Pacquiao has shut off his gym from media access for the last two weeks to hunker down for the May 2 challenge of fighting unbeaten
The eight-division world champion from the Philippines expressed enthusiasm for the bout as the days tick away toward an event expected to shatter pay-per-view sales.
A day after Mayweather, 38, told reporters he no longer looks forward to the grind of training like he once did, Pacquiao, 36, said "boxing is my passion."
"I'm enjoying this, giving honor to my country, giving an exciting fight to my fans. I don't want to be a materialistic person.
"If you think like [Mayweather], you're going to be a materialistic person."
Mayweather is earning 60% of the purse compared to Pacquiao's 40%, and it has been estimated Mayweather could earn nearly $200 million for the bout that has been anticipated for more than five years.
Pacquiao also shrugged off Mayweather's comments at his Tuesday media day that the Filipino is a "reckless" fighter, aiming some jabs at Mayweather's elusive defense-first style.

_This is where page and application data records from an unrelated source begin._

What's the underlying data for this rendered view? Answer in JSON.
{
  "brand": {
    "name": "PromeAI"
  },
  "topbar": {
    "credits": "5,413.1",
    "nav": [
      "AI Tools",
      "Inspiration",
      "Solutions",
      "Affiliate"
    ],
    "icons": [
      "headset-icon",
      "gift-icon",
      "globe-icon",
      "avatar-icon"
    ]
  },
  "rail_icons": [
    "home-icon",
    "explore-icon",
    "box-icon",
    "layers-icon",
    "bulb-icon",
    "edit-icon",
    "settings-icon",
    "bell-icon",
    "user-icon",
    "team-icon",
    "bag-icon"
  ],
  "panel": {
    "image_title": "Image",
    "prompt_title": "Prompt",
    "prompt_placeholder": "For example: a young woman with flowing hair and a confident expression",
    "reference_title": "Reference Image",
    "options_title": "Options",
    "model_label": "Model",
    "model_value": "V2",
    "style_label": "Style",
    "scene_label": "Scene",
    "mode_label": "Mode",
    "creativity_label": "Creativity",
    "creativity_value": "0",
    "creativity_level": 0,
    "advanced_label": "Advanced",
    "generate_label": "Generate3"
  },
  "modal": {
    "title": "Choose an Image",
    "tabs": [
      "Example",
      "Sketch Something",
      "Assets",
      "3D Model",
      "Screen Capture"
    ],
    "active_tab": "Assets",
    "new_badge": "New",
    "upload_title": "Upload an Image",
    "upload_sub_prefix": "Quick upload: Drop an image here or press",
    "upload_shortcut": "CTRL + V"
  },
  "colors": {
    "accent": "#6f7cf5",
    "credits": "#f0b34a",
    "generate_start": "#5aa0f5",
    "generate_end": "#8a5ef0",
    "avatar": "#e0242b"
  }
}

"That's why people like me, to make an exciting fight," Pacquiao said after knocking down Chris Algieri a personal-best six times in November in Macao. "We call this boxing. Punching -- that's boxing."
Pacquiao reiterated the fight will be entertaining even if it has been more than half a decade since it was first discussed.
"The killer instinct is still there," he said, adding that if Mayweather tries to go toe to toe, "that's what I want. That's what the fans want: action."
Yet, Pacquiao hasn't knocked out an opponent since stopping Miguel Cotto in 2009, and Mayweather has a sturdy chin, so odds are the bout will go the distance and be decided by the judges.
How does Pacquiao feel about three officials determining the bout in Mayweather's hometown, less than three years after it was widely considered Pacquiao was robbed of a victory in a bout against